“THEN DRINK,” said the Lion. “May I-could I-would you mins going away while I do?” said Jill. The Lion answered this only by a look and a very low growl. And Jill gazed at is motionless bulk, she realized that she might as well
have asked the whole mountain to move aside for her convenience. The delicious rip piling noise of the stream was driving her nearly frantic. “Would you promise not to- do anything to me if I do come?” said
Jill. “I MAKE NO PROMISE,” Said the Lion.
Jill was so thirsty now that, without noticing it, she had come a step nearer. “Do you eat girls?” she asked.
“I HAVE SWALLOWED UP GIRLS AND BOYS, WOMEN AND MEN, KINGS AND EMPERORS, CITIES AND REALMS,” said the Lion. It didn’t say it as if it were boasting, jor as if it were sorry, nor as if it were angry. It just said “I daren’t come a drink,” said Jill. “THEN YOU WILL DIE OF THIRST,” Said the Lion. “Oh dear?” said Jill, coming another step nearer. “I suppose I must go and look for another stream thee.”
“THERE IS NO OTHER STREAM,” Said the Lion.
There is no other stream no other God no other life. John records for us the following incident with Jesus:
66 From this time many of his disciples turned back and no longer followed him.67 “ You do not want to leave too, do you?” Jesus asked the Twelve. 68 Simon Peter answered him, “Lord, to whom shall we go? You have the words of eternal life. 69 We have come to believe and to know that you are the Holy One of God.”

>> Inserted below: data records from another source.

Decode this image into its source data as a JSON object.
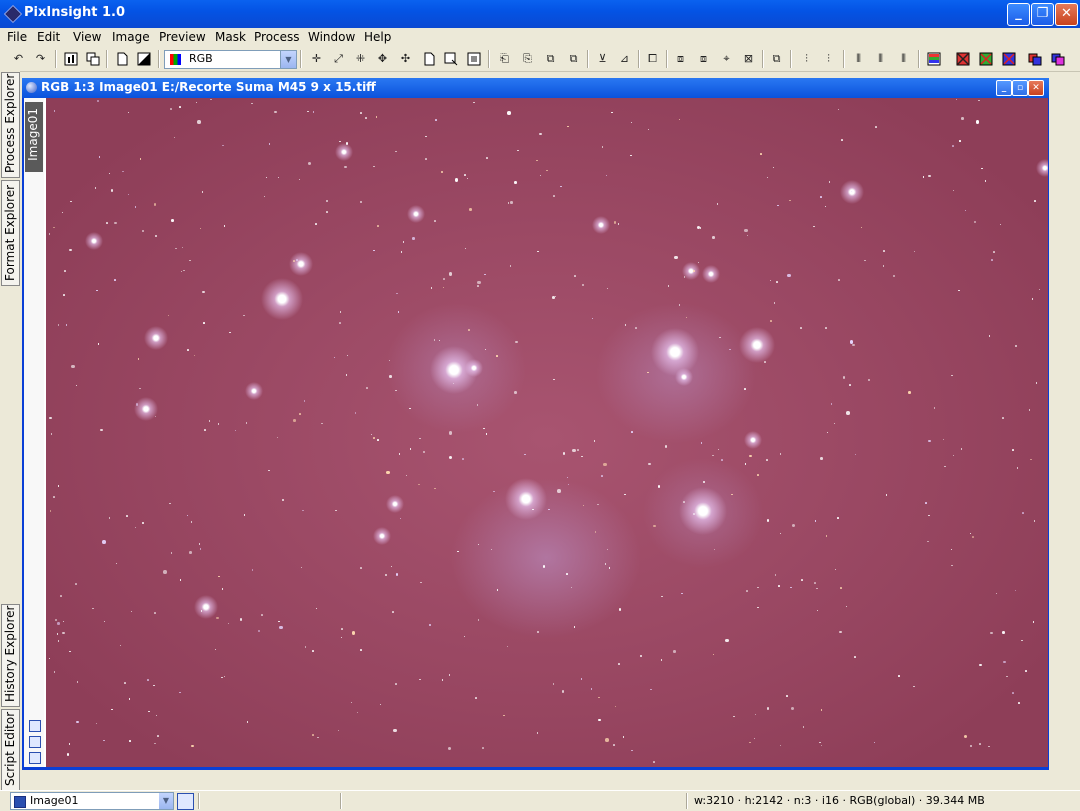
{
  "app": {
    "title": "PixInsight 1.0"
  },
  "window_buttons": {
    "minimize": "_",
    "maximize": "❐",
    "close": "✕"
  },
  "menu": [
    "File",
    "Edit",
    "View",
    "Image",
    "Preview",
    "Mask",
    "Process",
    "Window",
    "Help"
  ],
  "toolbar": {
    "color_mode": "RGB"
  },
  "left_dock": {
    "tabs": [
      "Process Explorer",
      "Format Explorer",
      "History Explorer",
      "Script Editor"
    ]
  },
  "document": {
    "title": "RGB 1:3 Image01 E:/Recorte Suma M45 9 x 15.tiff",
    "view_tab": "Image01"
  },
  "statusbar": {
    "view_selector": "Image01",
    "info": "w:3210 · h:2142 · n:3 · i16 · RGB(global) · 39.344 MB"
  },
  "colors": {
    "titlebar": "#0453e4",
    "sky": "#a05068",
    "chrome": "#ece9d8"
  }
}
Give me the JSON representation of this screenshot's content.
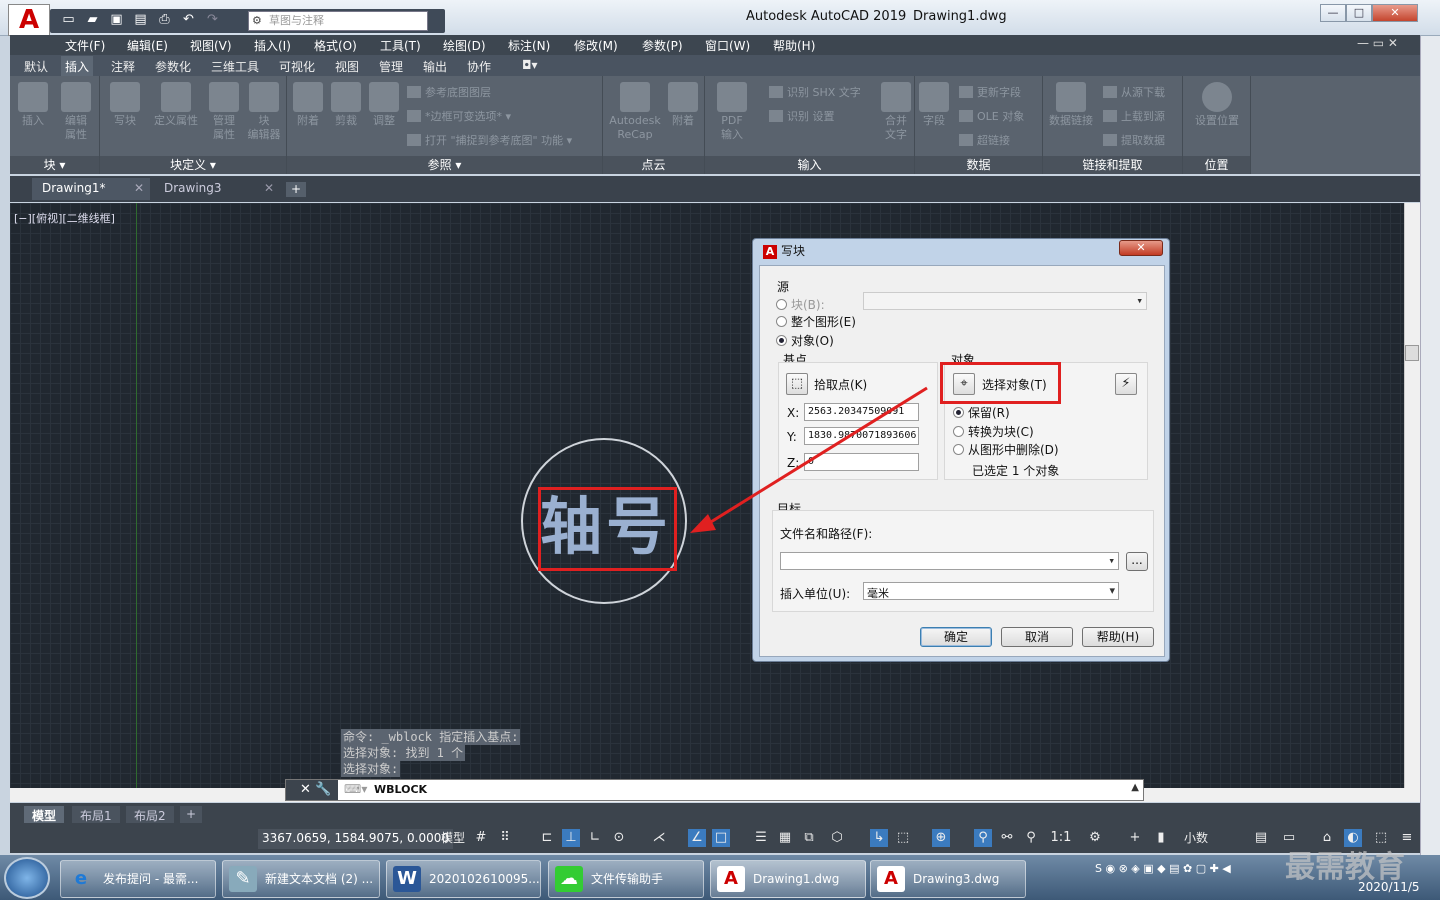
{
  "window": {
    "app_title": "Autodesk AutoCAD 2019",
    "doc_title": "Drawing1.dwg",
    "controls": [
      "—",
      "□",
      "✕"
    ]
  },
  "qat": {
    "workspace": "草图与注释"
  },
  "menubar": {
    "items": [
      "文件(F)",
      "编辑(E)",
      "视图(V)",
      "插入(I)",
      "格式(O)",
      "工具(T)",
      "绘图(D)",
      "标注(N)",
      "修改(M)",
      "参数(P)",
      "窗口(W)",
      "帮助(H)"
    ]
  },
  "ribbon_tabs": {
    "items": [
      "默认",
      "插入",
      "注释",
      "参数化",
      "三维工具",
      "可视化",
      "视图",
      "管理",
      "输出",
      "协作"
    ],
    "active": "插入"
  },
  "ribbon": {
    "panels": [
      "块 ▾",
      "块定义 ▾",
      "参照 ▾",
      "点云",
      "输入",
      "数据",
      "链接和提取",
      "位置"
    ],
    "block": [
      "插入",
      "编辑\n属性"
    ],
    "blockdef": [
      "写块",
      "定义属性",
      "管理\n属性",
      "块\n编辑器"
    ],
    "ref": [
      "附着",
      "剪裁",
      "调整"
    ],
    "ref_small": [
      "参考底图图层",
      "*边框可变选项*",
      "打开 \"捕捉到参考底图\" 功能"
    ],
    "pointcloud": [
      "Autodesk\nReCap",
      "附着"
    ],
    "import": [
      "PDF\n输入"
    ],
    "import_small": [
      "识别 SHX 文字",
      "识别 设置"
    ],
    "data": [
      "合并\n文字",
      "字段"
    ],
    "data_small": [
      "更新字段",
      "OLE 对象",
      "超链接"
    ],
    "link": [
      "数据链接"
    ],
    "link_small": [
      "从源下载",
      "上载到源",
      "提取数据"
    ],
    "location": [
      "设置位置"
    ]
  },
  "doc_tabs": {
    "items": [
      "Drawing1*",
      "Drawing3"
    ],
    "plus": "+"
  },
  "viewport": {
    "label": "[−][俯视][二维线框]"
  },
  "drawing": {
    "text": "轴号"
  },
  "command": {
    "history": [
      "命令: _wblock 指定插入基点:",
      "选择对象: 找到 1 个",
      "选择对象:"
    ],
    "input": "WBLOCK"
  },
  "layout_tabs": {
    "items": [
      "模型",
      "布局1",
      "布局2"
    ],
    "plus": "+"
  },
  "status": {
    "coords": "3367.0659, 1584.9075, 0.0000",
    "model": "模型",
    "scale": "1:1",
    "units": "小数"
  },
  "dialog": {
    "title": "写块",
    "source_label": "源",
    "radio_block": "块(B):",
    "radio_whole": "整个图形(E)",
    "radio_objects": "对象(O)",
    "basepoint_label": "基点",
    "pick_point": "拾取点(K)",
    "x_label": "X:",
    "x_value": "2563.20347509091",
    "y_label": "Y:",
    "y_value": "1830.9870071893606",
    "z_label": "Z:",
    "z_value": "0",
    "objects_label": "对象",
    "select_objects": "选择对象(T)",
    "retain": "保留(R)",
    "convert": "转换为块(C)",
    "delete": "从图形中删除(D)",
    "selected_count": "已选定 1 个对象",
    "target_label": "目标",
    "filename_label": "文件名和路径(F):",
    "filename_value": "",
    "browse": "...",
    "units_label": "插入单位(U):",
    "units_value": "毫米",
    "ok": "确定",
    "cancel": "取消",
    "help": "帮助(H)"
  },
  "taskbar": {
    "items": [
      "发布提问 - 最需...",
      "新建文本文档 (2) ...",
      "2020102610095...",
      "文件传输助手",
      "Drawing1.dwg",
      "Drawing3.dwg"
    ],
    "clock": "2020/11/5",
    "watermark": "最需教育"
  },
  "colors": {
    "accent_red": "#e02020",
    "canvas": "#212830"
  }
}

Brothers and sisters, when we don’t feel, we trust what we know. The evidence that God exists, that Jesus rose from the dead is reasonable and to most undeniable. Trust even when you can’t feel. Trust the evidence and the hand that was pierced. It is worth it. He is worth it.
There is no other stream of life, except the stream of blood from Jesus on the cross to redeem us. There is no other stream of life except the spiritual water that comes from God to give us meaning and purpose in life. There is no other stream.
After my son died, we named him, Enoch. Enoch was the name we choose because he was the prophet of God who was taken by God. We named him Enoch for God took him. We then began the process, I would never have imagined I would. But with my precious wife by my side, we did consider adoption, and as a result, we adopted two precious children from the Republic of Moldavia and brought them home with us in Chicago. They are here today with us. Out of the ashes of Enoch’s death came the phoenix of life with these two precious ones. Their picture is below. It was taken after learning how to ride their bikes with our wonderful friend Angie!
We would never have had the blessings they bring if God had not taken Enoch home. He knew better.
His silence was better than all the words the world could offer.
Trust him. For there is no better stream